Rocky Mount native shares story of sex trafficking ordeal in new documentary
Posted January 20, 2020 3:49 p.m. EST
Updated January 20, 2020 7:12 p.m. EST
Raleigh, N.C. — An estimated 4.8 million people worldwide are victims of sex trafficking, including 1 million children.
"Blind Eyes Opened" is a documentary about the magnitude of the problem and some Christian organizations that are making a difference in helping survivors. One of the six women featured in the film, which will be shown Thursday at some 800 theaters nationwide, is Rocky Mount native Niki Rowe Cross.
When Cross was 15 years old, she took off with a group of teens to go to a concert in Greensboro without her parents' permission. There, she met a man who told her he could help her with a singing career.
"He used that as his point of grooming," Cross, now 59, said recently.
The man took her to Ohio, where he and two other men forced her up the stairs of a home.
"I didn't know what was at the top of the stairs, but I knew it wasn't going to be good. I kicked, I screamed," she said.
Cross found herself shackled in an attic with two other children – a brother and sister. Cross said they shared a dirty mattress and were sold for sex up to 50 times a day.
"We were hosed down with a water hose when the smell was too rough for them. Our food was dog food put on paper plates, slung across the floor to us," she said. "There was a lot of physical damage done that the human body should not ever have to endure."
The torture went on for a year before Cross was able to escape as her abuser planned to kill her. He had already slit her throat, she said, when a few concerned people in the community who knew what was happening were able to get her away and nurse her back to health.
When she called her parents, "to hear my mother cry that way, I can't even describe how that made me feel," she said.
Cross has now made a life out of helping others. She founded STAR, or Stop the Abuse and Rescue, in Florida to help other victims, and intends to open a branch of the organization in North Carolina, after recently moving back to this state.
She said there are three stages for people who have been sold for sex: victim, survivor and thriver. She counts herself in that last category and has a message for other victims.
"You don't deserve that kind of treatment, you were never created for that type of treatment and there is healing for you," she said.

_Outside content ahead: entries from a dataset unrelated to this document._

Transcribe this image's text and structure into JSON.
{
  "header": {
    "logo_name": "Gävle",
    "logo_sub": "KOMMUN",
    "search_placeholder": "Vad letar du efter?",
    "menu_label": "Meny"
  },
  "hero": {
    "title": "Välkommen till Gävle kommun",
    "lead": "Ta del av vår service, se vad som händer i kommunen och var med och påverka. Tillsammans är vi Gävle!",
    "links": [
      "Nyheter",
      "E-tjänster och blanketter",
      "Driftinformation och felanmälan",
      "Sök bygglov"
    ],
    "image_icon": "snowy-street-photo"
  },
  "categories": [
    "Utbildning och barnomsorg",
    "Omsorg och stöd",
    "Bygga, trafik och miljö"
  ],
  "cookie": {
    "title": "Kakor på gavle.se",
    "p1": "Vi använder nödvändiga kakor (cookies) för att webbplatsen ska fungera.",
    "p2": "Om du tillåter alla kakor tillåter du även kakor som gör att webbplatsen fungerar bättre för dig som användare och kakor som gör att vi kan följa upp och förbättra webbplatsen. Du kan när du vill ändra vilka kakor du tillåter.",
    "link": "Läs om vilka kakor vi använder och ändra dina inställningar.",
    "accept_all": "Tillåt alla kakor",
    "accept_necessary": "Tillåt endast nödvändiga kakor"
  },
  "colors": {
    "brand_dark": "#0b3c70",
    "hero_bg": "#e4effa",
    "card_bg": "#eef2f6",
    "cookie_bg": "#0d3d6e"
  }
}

"Blind Eyes Opened" can be seen at 7 p.m. Thursday at the Raleigh Grande and Regal North Hills Stadium 14 theaters in Raleigh and the Regal Crossroads Stadium 20 in Cary.